Bankman-Fried previously hired attorney Martin Flumenbaum of law firm Paul, Weiss, Rifkind, Wharton & Garrison, but the law firm said in November it was no longer representing him due to conflicts, Reuters reported.
SBF has described his actions at FTX as possibly stupid but not criminal. He was applauded on Nov. 30 during a live-streamed interview with Andrew Ross Sorkin at the New York Times DealBook Summit, in which the former CEO admitted, “look, I screwed up.”
However, the stakes have risen since then, Business Insider reported. Rep. Maxine Waters (D-Calif.) is calling for SBF to testify before Congress next week at the House Committee on Financial Services, which she chairs, where he would presumably be under oath.

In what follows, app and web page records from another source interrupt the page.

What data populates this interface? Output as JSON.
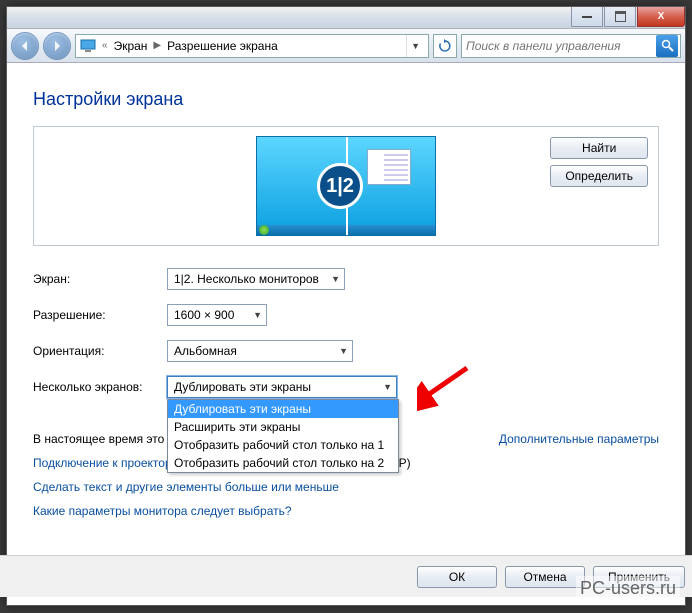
{
  "titlebar": {
    "min": "min",
    "max": "max",
    "close": "X"
  },
  "breadcrumb": {
    "level1": "Экран",
    "level2": "Разрешение экрана"
  },
  "search": {
    "placeholder": "Поиск в панели управления"
  },
  "heading": "Настройки экрана",
  "preview": {
    "badge": "1|2"
  },
  "side": {
    "find": "Найти",
    "detect": "Определить"
  },
  "form": {
    "display_label": "Экран:",
    "display_value": "1|2. Несколько мониторов",
    "resolution_label": "Разрешение:",
    "resolution_value": "1600 × 900",
    "orientation_label": "Ориентация:",
    "orientation_value": "Альбомная",
    "multi_label": "Несколько экранов:",
    "multi_value": "Дублировать эти экраны",
    "multi_options": [
      "Дублировать эти экраны",
      "Расширить эти экраны",
      "Отобразить рабочий стол только на 1",
      "Отобразить рабочий стол только на 2"
    ]
  },
  "status": {
    "prefix": "В настоящее время это основной экран."
  },
  "links": {
    "advanced": "Дополнительные параметры",
    "projector_a": "Подключение к проектору",
    "projector_b": " (или нажмите клавишу 🪟 и коснитесь P)",
    "textsize": "Сделать текст и другие элементы больше или меньше",
    "whichparams": "Какие параметры монитора следует выбрать?"
  },
  "buttons": {
    "ok": "ОК",
    "cancel": "Отмена",
    "apply": "Применить"
  },
  "watermark": "PC-users.ru"
}
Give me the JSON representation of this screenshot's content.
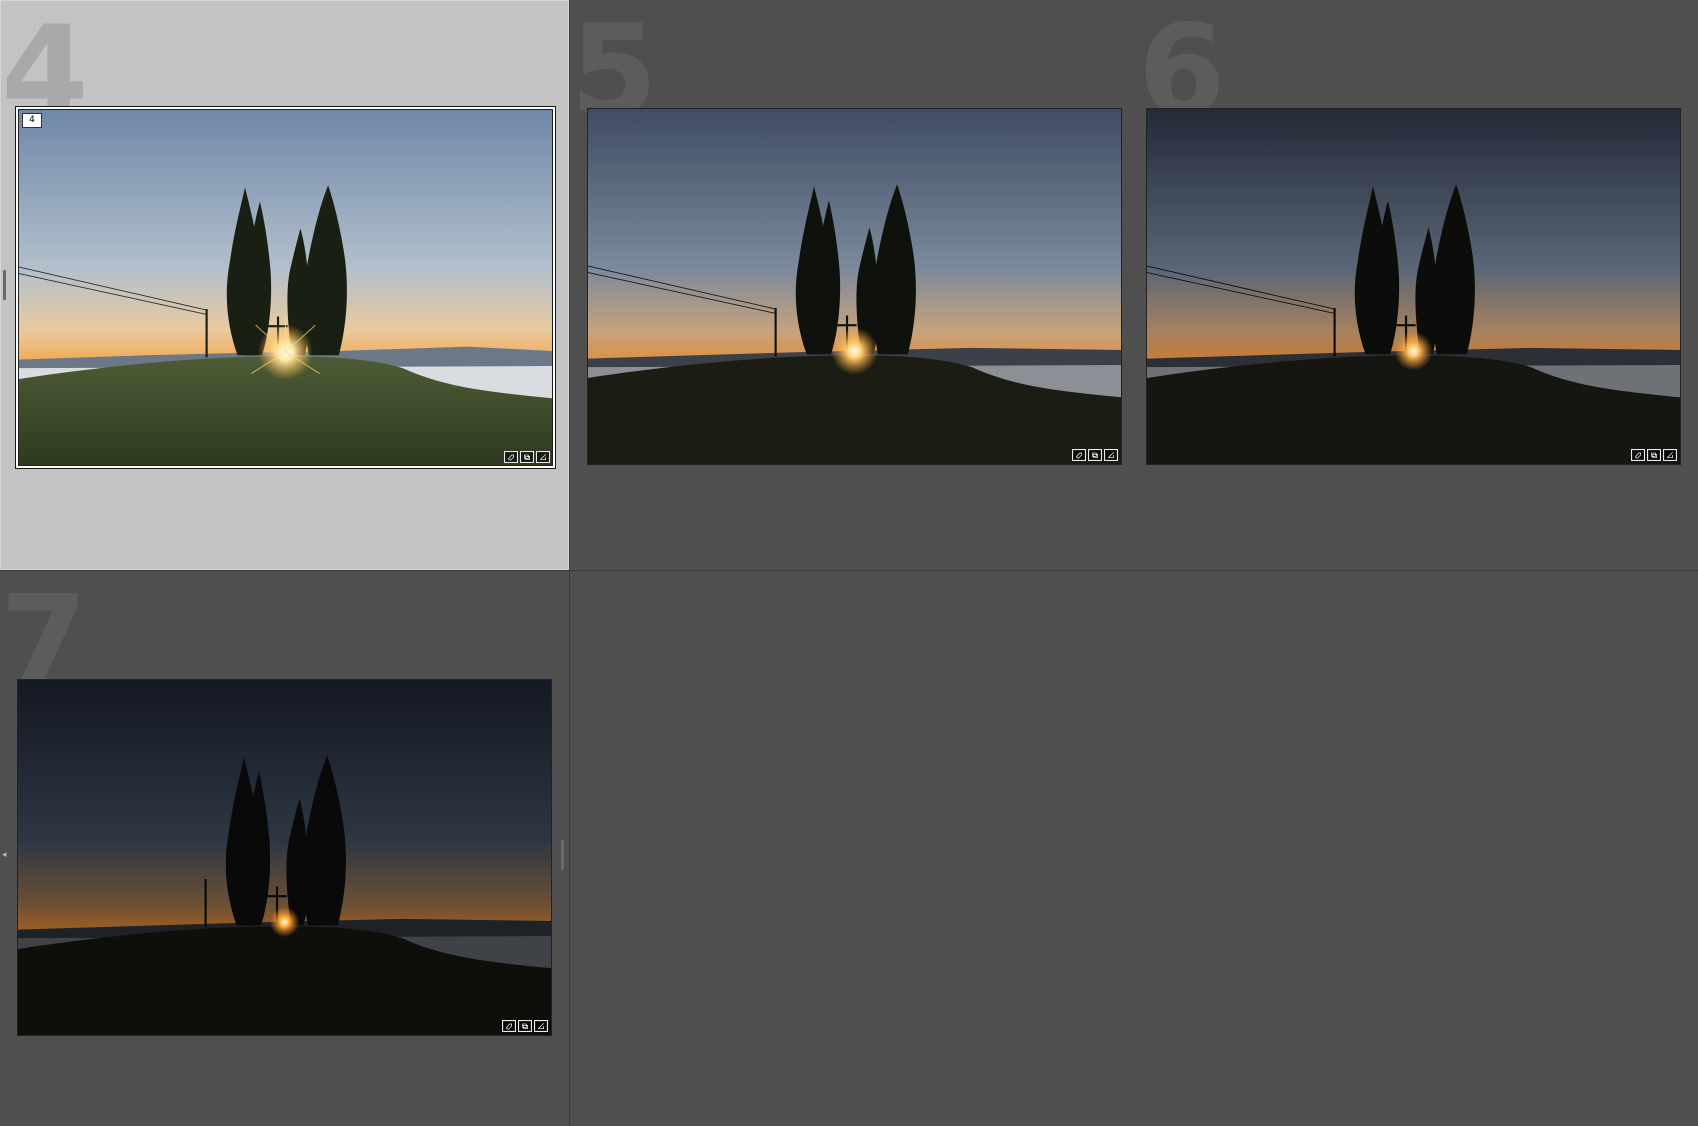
{
  "grid": {
    "cells": [
      {
        "index": "4",
        "badge": "4",
        "selected": true,
        "exposure": "bright"
      },
      {
        "index": "5",
        "badge": "",
        "selected": false,
        "exposure": "medium"
      },
      {
        "index": "6",
        "badge": "",
        "selected": false,
        "exposure": "dark"
      },
      {
        "index": "7",
        "badge": "",
        "selected": false,
        "exposure": "darkest"
      }
    ]
  },
  "icons": {
    "badge_icon_1": "tag-icon",
    "badge_icon_2": "copy-icon",
    "badge_icon_3": "edit-adjust-icon"
  },
  "colors": {
    "background": "#4e4e4e",
    "selected_cell": "#c3c3c3"
  }
}
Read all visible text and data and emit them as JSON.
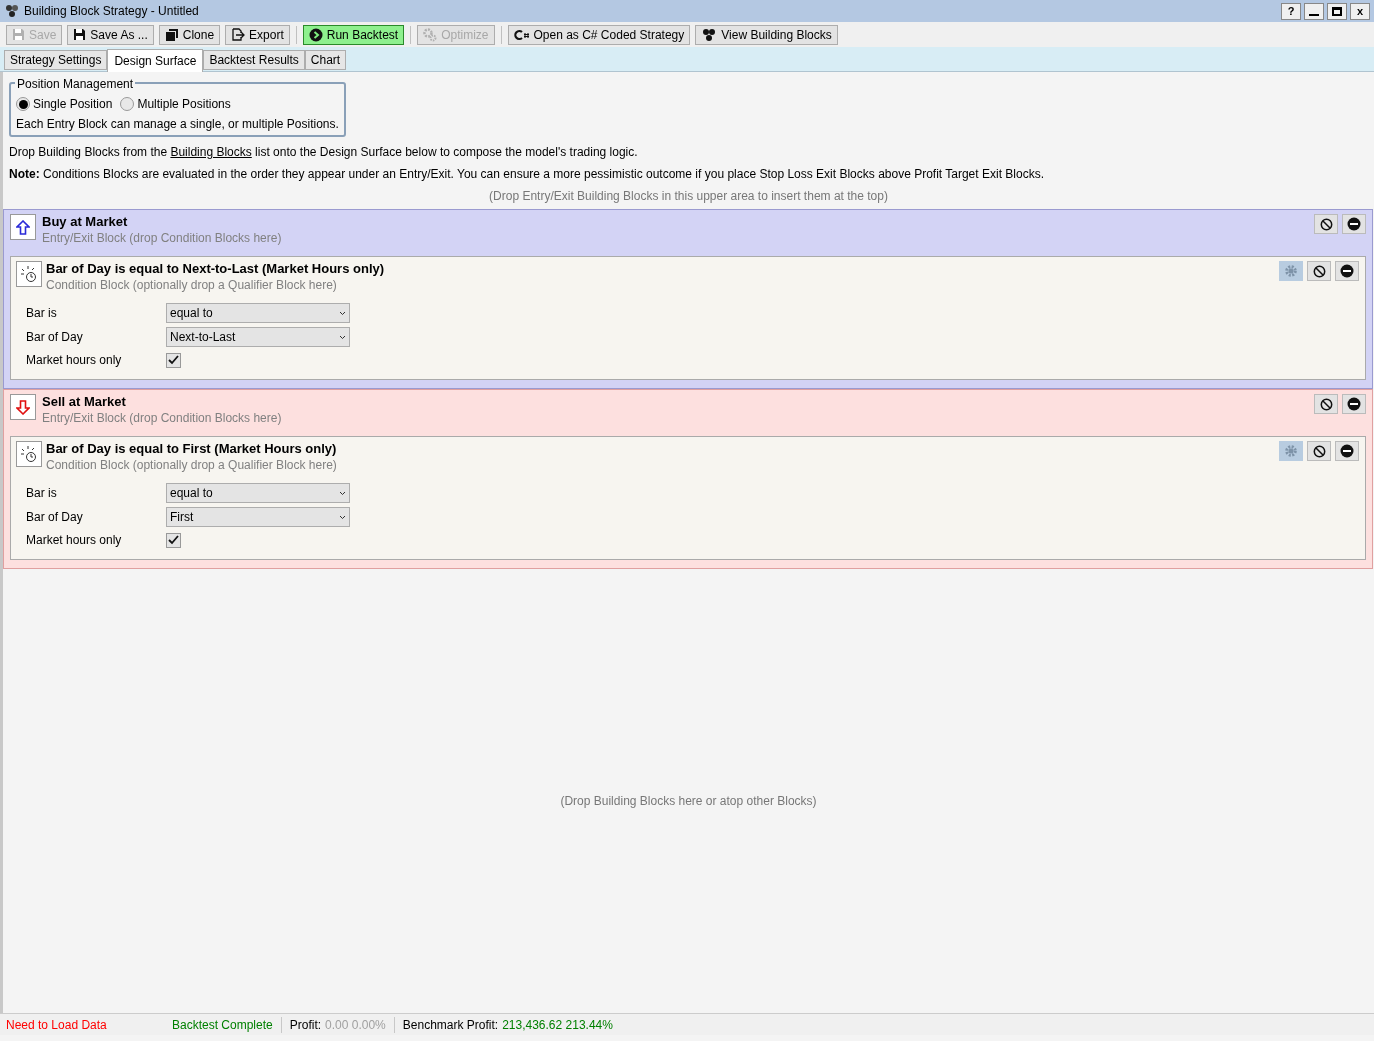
{
  "window": {
    "title": "Building Block Strategy - Untitled",
    "help": "?",
    "close": "x"
  },
  "toolbar": [
    {
      "kind": "save",
      "label": "Save",
      "disabled": true,
      "highlighted": false
    },
    {
      "kind": "save",
      "label": "Save As ...",
      "disabled": false,
      "highlighted": false
    },
    {
      "kind": "clone",
      "label": "Clone",
      "disabled": false,
      "highlighted": false
    },
    {
      "kind": "export",
      "label": "Export",
      "disabled": false,
      "highlighted": false
    },
    {
      "kind": "separator"
    },
    {
      "kind": "run",
      "label": "Run Backtest",
      "disabled": false,
      "highlighted": true
    },
    {
      "kind": "separator"
    },
    {
      "kind": "optimize",
      "label": "Optimize",
      "disabled": true,
      "highlighted": false
    },
    {
      "kind": "separator"
    },
    {
      "kind": "code",
      "label": "Open as C# Coded Strategy",
      "disabled": false,
      "highlighted": false
    },
    {
      "kind": "blocks",
      "label": "View Building Blocks",
      "disabled": false,
      "highlighted": false
    }
  ],
  "tabs": [
    {
      "label": "Strategy Settings",
      "selected": false
    },
    {
      "label": "Design Surface",
      "selected": true
    },
    {
      "label": "Backtest Results",
      "selected": false
    },
    {
      "label": "Chart",
      "selected": false
    }
  ],
  "position_management": {
    "title": "Position Management",
    "options": [
      {
        "label": "Single Position",
        "selected": true
      },
      {
        "label": "Multiple Positions",
        "selected": false
      }
    ],
    "note": "Each Entry Block can manage a single, or multiple Positions."
  },
  "intro": {
    "before": "Drop Building Blocks from the ",
    "link": "Building Blocks",
    "after": " list onto the Design Surface below to compose the model's trading logic."
  },
  "note": "**Note:** Conditions Blocks are evaluated in the order they appear under an Entry/Exit. You can ensure a more pessimistic outcome if you place Stop Loss Exit Blocks above Profit Target Exit Blocks.",
  "top_hint": "(Drop Entry/Exit Building Blocks in this upper area to insert them at the top)",
  "blocks": [
    {
      "kind": "buy",
      "title": "Buy at Market",
      "subtitle": "Entry/Exit Block (drop Condition Blocks here)",
      "conditions": [
        {
          "title": "Bar of Day is equal to Next-to-Last (Market Hours only)",
          "subtitle": "Condition Block (optionally drop a Qualifier Block here)",
          "params": [
            {
              "kind": "dropdown",
              "label": "Bar is",
              "value": "equal to"
            },
            {
              "kind": "dropdown",
              "label": "Bar of Day",
              "value": "Next-to-Last"
            },
            {
              "kind": "checkbox",
              "label": "Market hours only",
              "checked": true
            }
          ]
        }
      ]
    },
    {
      "kind": "sell",
      "title": "Sell at Market",
      "subtitle": "Entry/Exit Block (drop Condition Blocks here)",
      "conditions": [
        {
          "title": "Bar of Day is equal to First (Market Hours only)",
          "subtitle": "Condition Block (optionally drop a Qualifier Block here)",
          "params": [
            {
              "kind": "dropdown",
              "label": "Bar is",
              "value": "equal to"
            },
            {
              "kind": "dropdown",
              "label": "Bar of Day",
              "value": "First"
            },
            {
              "kind": "checkbox",
              "label": "Market hours only",
              "checked": true
            }
          ]
        }
      ]
    }
  ],
  "bottom_hint": "(Drop Building Blocks here or atop other Blocks)",
  "status_bar": [
    {
      "kind": "text",
      "text": "Need to Load Data",
      "color": "#ff0000"
    },
    {
      "kind": "text",
      "text": "Backtest Complete",
      "color": "#008000"
    },
    {
      "kind": "metric",
      "label": "Profit:",
      "value": "0.00 0.00%",
      "color": "#a0a0a0"
    },
    {
      "kind": "metric",
      "label": "Benchmark Profit:",
      "value": "213,436.62 213.44%",
      "color": "#008000"
    }
  ]
}
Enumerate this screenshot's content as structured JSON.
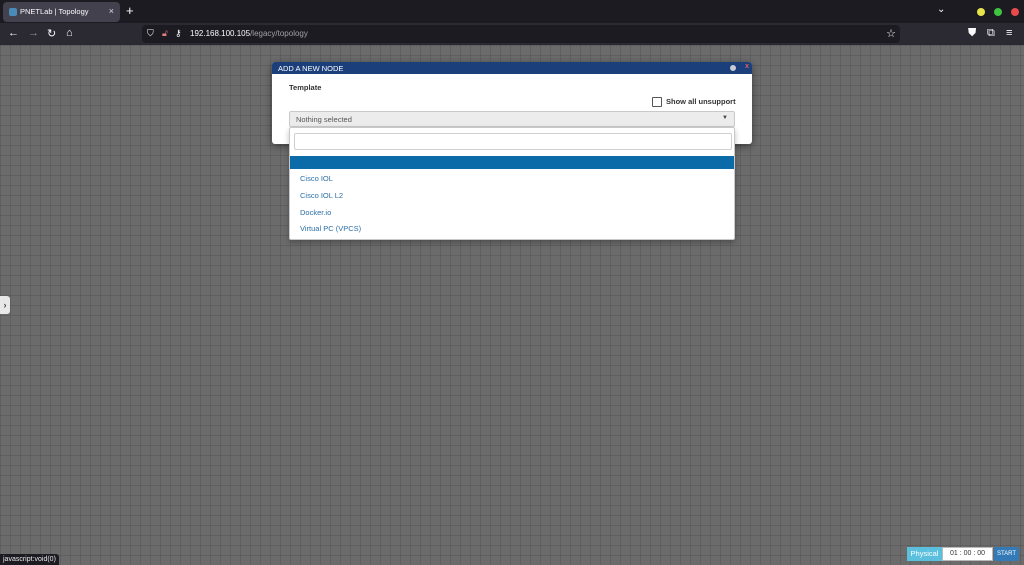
{
  "browser": {
    "tab_title": "PNETLab | Topology",
    "tab_close": "×",
    "new_tab": "+",
    "url_host": "192.168.100.105",
    "url_path": "/legacy/topology",
    "status_text": "javascript:void(0)"
  },
  "modal": {
    "title": "ADD A NEW NODE",
    "close_glyph": "x",
    "template_label": "Template",
    "show_all_label": "Show all unsupport",
    "select_value": "Nothing selected"
  },
  "dropdown": {
    "search_value": "",
    "options": [
      "Cisco IOL",
      "Cisco IOL L2",
      "Docker.io",
      "Virtual PC (VPCS)"
    ]
  },
  "controls": {
    "physical_label": "Physical",
    "timer": "01 : 00 : 00",
    "start_label": "START"
  },
  "colors": {
    "modal_header": "#1b3f7a",
    "highlight": "#0b6aa8",
    "physical": "#5bc0de",
    "start": "#337ab7"
  }
}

Bankman-Fried has been compared to Bernie Madoff, the financier who ran the largest-ever Ponzi scheme — a type of investment fraud in which investors are lured by promises of artificially high rates of return with little or no risk, and earlier investors are paid with funds from more recent investors. A one-time chairman of the NASDAQ stock exchange, Madoff defrauded thousands of investors out $64.8 billion via his firm, Bernard L. Madoff Investment Securities LLC. In 2009 Madoff was sentenced to 150 years in prison and forced to forfeit $170 billion as restitution. He died in prison on April 14, 2021.